# Source records
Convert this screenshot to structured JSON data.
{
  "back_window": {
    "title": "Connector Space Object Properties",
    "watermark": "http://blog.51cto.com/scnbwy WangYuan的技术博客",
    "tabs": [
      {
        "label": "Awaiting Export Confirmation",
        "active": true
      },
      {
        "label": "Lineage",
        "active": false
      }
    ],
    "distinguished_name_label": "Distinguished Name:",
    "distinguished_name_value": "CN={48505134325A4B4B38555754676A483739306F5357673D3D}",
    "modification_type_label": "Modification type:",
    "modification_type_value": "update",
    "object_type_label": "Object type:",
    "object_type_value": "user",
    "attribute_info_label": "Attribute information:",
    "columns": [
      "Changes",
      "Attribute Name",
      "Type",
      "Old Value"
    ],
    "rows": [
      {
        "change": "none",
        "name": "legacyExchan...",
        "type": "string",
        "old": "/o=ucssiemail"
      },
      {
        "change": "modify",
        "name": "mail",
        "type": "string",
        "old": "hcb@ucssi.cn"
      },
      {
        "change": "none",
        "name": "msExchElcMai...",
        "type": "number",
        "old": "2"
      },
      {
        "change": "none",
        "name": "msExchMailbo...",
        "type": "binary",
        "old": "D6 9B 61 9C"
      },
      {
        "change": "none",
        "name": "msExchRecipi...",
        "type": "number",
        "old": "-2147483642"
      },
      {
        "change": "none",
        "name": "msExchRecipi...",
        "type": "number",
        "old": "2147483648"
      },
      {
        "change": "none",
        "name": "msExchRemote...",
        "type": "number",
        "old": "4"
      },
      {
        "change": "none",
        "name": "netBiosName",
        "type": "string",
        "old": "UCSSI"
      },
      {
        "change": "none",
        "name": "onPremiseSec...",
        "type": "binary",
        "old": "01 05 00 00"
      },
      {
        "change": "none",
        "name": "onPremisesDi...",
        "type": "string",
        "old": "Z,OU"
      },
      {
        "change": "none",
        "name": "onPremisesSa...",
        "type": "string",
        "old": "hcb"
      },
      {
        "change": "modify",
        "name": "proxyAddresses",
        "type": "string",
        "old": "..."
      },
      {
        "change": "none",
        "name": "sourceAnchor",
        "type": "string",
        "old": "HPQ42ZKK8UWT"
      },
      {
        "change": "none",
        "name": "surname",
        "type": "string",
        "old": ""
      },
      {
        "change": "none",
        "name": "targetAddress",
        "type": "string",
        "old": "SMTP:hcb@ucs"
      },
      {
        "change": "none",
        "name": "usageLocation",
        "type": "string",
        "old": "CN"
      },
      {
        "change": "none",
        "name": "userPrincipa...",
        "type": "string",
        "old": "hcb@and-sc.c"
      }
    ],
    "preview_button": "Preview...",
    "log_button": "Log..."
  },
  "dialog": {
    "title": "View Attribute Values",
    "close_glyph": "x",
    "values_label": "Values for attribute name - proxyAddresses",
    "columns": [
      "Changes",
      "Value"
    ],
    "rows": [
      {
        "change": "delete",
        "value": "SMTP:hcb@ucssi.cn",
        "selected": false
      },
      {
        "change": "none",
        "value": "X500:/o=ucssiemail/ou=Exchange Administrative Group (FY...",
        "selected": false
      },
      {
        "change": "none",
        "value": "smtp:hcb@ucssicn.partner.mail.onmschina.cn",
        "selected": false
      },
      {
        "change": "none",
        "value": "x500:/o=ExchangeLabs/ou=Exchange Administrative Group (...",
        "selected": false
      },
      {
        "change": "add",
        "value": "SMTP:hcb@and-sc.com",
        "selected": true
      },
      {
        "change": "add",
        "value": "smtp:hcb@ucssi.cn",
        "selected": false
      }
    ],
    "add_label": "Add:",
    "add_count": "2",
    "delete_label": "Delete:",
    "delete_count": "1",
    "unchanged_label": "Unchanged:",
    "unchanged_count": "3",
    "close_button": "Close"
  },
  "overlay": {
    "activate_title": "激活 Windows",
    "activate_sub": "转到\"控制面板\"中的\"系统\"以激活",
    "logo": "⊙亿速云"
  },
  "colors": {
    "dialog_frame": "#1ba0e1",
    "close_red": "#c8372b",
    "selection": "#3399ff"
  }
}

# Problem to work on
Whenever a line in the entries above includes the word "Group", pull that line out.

# Answer area
        "value": "X500:/o=ucssiemail/ou=Exchange Administrative Group (FY...",
        "value": "x500:/o=ExchangeLabs/ou=Exchange Administrative Group (...",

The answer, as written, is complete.